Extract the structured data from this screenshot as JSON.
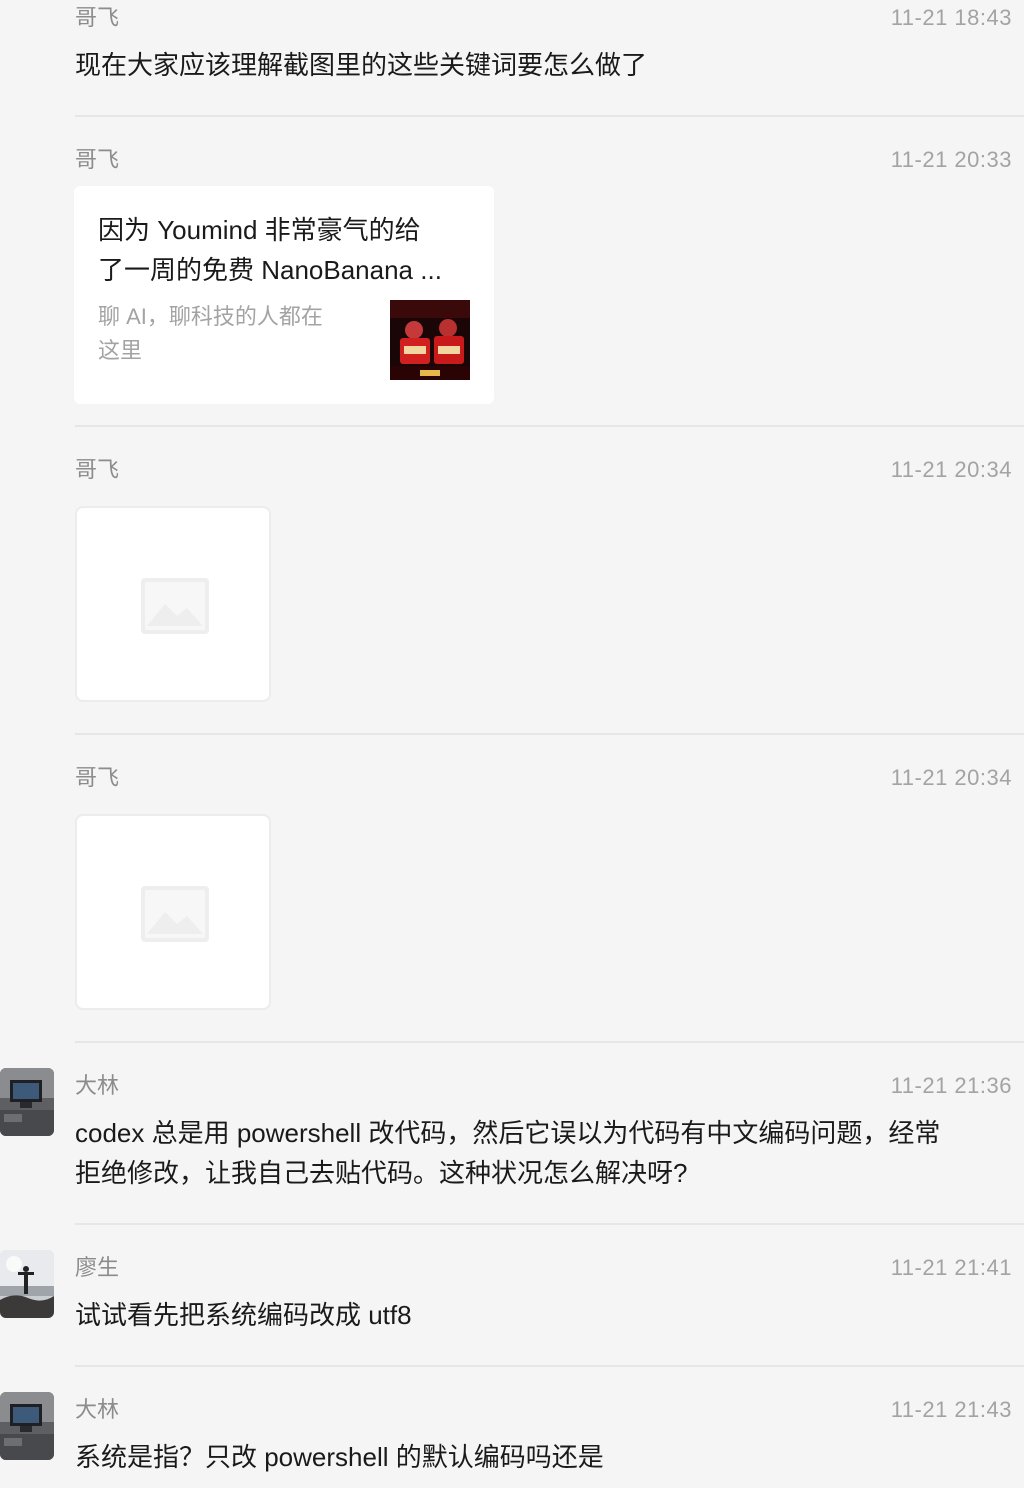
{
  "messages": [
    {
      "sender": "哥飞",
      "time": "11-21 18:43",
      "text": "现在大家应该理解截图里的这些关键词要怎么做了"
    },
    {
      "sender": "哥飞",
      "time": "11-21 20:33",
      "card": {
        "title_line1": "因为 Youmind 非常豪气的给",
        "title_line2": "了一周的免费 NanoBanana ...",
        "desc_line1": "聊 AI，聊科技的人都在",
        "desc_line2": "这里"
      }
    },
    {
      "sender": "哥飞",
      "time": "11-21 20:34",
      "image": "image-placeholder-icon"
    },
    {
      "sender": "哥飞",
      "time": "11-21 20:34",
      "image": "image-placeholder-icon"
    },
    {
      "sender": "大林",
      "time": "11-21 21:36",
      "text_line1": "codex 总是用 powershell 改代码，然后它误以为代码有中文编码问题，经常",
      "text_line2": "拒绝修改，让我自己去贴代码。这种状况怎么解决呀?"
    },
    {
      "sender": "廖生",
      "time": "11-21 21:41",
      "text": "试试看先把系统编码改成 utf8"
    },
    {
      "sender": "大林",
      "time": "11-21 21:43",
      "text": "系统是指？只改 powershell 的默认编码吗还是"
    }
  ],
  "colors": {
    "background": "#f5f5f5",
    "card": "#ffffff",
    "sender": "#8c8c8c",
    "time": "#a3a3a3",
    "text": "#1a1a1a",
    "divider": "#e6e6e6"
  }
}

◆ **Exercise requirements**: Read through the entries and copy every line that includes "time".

◆ **Task result**:
      "time": "11-21 18:43",
      "time": "11-21 20:33",
      "time": "11-21 20:34",
      "time": "11-21 20:34",
      "time": "11-21 21:36",
      "time": "11-21 21:41",
      "time": "11-21 21:43",
    "time": "#a3a3a3",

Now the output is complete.